- If a firearm is a loaded rifle, shotgun or muzzleloader, it can only be placed on the top or exterior of a vehicle which is stationary. It remains illegal to place a loaded rifle, shotgun or muzzleloader inside any motorized vehicle or to load any rifle, shotgun, or muzzleloader while the firearm or person loading the firearm is still inside the vehicle. All long guns must be outside of a motorized vehicle before a person may load these firearms. A loaded firearm can be set down on the top or exterior of a stationary vehicle, but it must be unloaded before the firearm is placed inside or transported in or on the vehicle.
Wisconsin hunters, as a group, are among the best trained and safest hunters in the world, said Lawhern. This is thanks in large part to the legions of volunteer hunter safety instructors who donate their time each year to educate new hunters.
"Our hunters have established an enviable safety record," Lawhern said. "We fully expect the vast majority of hunters in Wisconsin will continue to use common sense and safe practices when handling firearms.
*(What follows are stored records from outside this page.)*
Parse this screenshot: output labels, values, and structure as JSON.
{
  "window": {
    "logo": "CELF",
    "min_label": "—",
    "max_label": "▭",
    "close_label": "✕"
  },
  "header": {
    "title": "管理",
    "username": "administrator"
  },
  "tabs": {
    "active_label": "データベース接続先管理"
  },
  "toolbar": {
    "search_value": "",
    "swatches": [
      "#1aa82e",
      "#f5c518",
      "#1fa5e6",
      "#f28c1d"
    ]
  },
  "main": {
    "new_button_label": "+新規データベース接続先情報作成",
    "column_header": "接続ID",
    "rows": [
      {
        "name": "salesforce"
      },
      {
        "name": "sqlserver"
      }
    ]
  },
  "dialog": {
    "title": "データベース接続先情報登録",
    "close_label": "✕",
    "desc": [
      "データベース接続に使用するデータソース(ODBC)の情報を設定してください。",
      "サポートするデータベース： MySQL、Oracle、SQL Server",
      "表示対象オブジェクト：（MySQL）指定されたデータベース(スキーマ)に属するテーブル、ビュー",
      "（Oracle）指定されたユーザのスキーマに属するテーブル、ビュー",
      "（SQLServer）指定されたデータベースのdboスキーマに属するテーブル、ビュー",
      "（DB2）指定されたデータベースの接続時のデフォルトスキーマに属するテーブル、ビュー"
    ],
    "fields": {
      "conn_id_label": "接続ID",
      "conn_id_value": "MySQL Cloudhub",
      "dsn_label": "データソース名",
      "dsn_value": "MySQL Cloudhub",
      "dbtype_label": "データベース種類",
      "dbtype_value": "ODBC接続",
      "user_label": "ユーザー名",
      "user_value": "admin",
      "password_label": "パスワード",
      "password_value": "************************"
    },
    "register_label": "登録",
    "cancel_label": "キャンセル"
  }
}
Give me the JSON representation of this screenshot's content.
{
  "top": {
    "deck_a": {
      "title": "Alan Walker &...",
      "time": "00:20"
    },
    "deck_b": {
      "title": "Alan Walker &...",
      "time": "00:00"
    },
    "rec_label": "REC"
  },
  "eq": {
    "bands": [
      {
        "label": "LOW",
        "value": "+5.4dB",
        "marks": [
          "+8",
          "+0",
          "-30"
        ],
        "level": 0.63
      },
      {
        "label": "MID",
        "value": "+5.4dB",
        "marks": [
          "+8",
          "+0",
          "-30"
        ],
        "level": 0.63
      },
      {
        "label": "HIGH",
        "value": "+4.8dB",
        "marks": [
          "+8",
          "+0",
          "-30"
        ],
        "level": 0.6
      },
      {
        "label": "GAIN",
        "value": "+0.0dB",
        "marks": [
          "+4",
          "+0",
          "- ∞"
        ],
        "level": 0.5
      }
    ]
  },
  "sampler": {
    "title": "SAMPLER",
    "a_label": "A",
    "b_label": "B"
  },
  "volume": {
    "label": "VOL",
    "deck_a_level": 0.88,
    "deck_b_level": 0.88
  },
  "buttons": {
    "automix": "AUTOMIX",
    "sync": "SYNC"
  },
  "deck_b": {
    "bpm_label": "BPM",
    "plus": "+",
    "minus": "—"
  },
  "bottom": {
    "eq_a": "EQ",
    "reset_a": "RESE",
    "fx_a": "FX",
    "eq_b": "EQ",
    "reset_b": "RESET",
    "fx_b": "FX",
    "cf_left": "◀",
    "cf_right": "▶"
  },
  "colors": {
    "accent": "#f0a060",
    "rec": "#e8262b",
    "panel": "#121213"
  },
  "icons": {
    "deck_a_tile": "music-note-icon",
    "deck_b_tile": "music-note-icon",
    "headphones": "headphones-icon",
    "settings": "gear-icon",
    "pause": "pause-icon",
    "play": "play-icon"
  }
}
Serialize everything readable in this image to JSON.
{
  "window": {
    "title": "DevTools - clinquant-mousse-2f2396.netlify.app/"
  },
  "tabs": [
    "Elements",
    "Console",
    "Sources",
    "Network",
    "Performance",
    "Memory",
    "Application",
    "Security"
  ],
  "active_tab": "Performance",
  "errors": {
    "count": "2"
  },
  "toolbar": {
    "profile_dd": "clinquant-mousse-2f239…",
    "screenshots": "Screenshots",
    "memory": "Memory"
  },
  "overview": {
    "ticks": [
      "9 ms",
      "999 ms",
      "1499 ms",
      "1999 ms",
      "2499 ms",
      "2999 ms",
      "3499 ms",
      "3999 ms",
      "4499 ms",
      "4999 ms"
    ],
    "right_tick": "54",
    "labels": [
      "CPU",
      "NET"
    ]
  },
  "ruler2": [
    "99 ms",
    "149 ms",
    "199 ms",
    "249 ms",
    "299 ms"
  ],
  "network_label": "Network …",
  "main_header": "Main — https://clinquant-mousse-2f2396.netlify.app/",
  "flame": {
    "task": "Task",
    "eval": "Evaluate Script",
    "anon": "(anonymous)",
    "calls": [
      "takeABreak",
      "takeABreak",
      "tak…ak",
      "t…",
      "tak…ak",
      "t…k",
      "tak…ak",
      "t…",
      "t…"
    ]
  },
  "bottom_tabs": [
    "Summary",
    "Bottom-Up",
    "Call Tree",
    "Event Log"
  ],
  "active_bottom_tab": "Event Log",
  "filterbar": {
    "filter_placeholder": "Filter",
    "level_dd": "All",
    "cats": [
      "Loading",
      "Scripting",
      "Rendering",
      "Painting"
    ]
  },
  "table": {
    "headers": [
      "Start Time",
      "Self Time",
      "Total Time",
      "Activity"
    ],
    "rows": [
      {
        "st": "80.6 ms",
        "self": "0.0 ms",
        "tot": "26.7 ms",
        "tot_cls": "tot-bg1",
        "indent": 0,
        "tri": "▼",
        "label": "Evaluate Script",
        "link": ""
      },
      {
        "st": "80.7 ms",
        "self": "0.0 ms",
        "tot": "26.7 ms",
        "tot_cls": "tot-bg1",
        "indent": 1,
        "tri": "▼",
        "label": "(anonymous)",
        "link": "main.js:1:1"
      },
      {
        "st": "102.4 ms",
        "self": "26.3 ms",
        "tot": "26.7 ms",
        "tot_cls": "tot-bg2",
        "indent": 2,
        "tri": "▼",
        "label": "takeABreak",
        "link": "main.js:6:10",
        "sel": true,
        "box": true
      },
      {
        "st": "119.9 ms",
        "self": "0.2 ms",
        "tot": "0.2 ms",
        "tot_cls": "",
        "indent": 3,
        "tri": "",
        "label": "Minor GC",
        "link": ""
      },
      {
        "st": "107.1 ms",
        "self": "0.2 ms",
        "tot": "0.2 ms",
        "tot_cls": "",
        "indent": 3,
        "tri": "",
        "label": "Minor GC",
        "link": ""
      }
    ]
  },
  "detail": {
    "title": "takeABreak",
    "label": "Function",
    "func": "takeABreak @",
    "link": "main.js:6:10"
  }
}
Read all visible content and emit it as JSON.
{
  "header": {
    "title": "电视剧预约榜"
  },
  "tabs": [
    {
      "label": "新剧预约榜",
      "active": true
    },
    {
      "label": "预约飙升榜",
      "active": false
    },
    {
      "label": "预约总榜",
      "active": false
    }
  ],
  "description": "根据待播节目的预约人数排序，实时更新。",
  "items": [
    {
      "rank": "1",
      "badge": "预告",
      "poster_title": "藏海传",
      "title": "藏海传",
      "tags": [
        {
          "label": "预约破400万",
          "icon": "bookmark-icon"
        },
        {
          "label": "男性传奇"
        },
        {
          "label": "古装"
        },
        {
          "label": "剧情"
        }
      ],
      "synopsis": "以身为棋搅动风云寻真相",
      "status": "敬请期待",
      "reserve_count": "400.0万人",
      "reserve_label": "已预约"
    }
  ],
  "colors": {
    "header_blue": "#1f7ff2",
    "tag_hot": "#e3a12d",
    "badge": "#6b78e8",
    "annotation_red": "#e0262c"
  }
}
For most of us, these practices have become second nature."
Here are the four basic rules of gun safety, as taught in hunter education:
- Treat every firearm as if it is loaded.
- Always point the muzzle in a safe direction.
- Be certain of your target and what's beyond.
- Keep your finger outside the trigger guard until ready to shoot.
FOR MORE INFORMATION CONTACT: Tim Lawhern, DNR enforcement and science division administrator, (608) 264-6133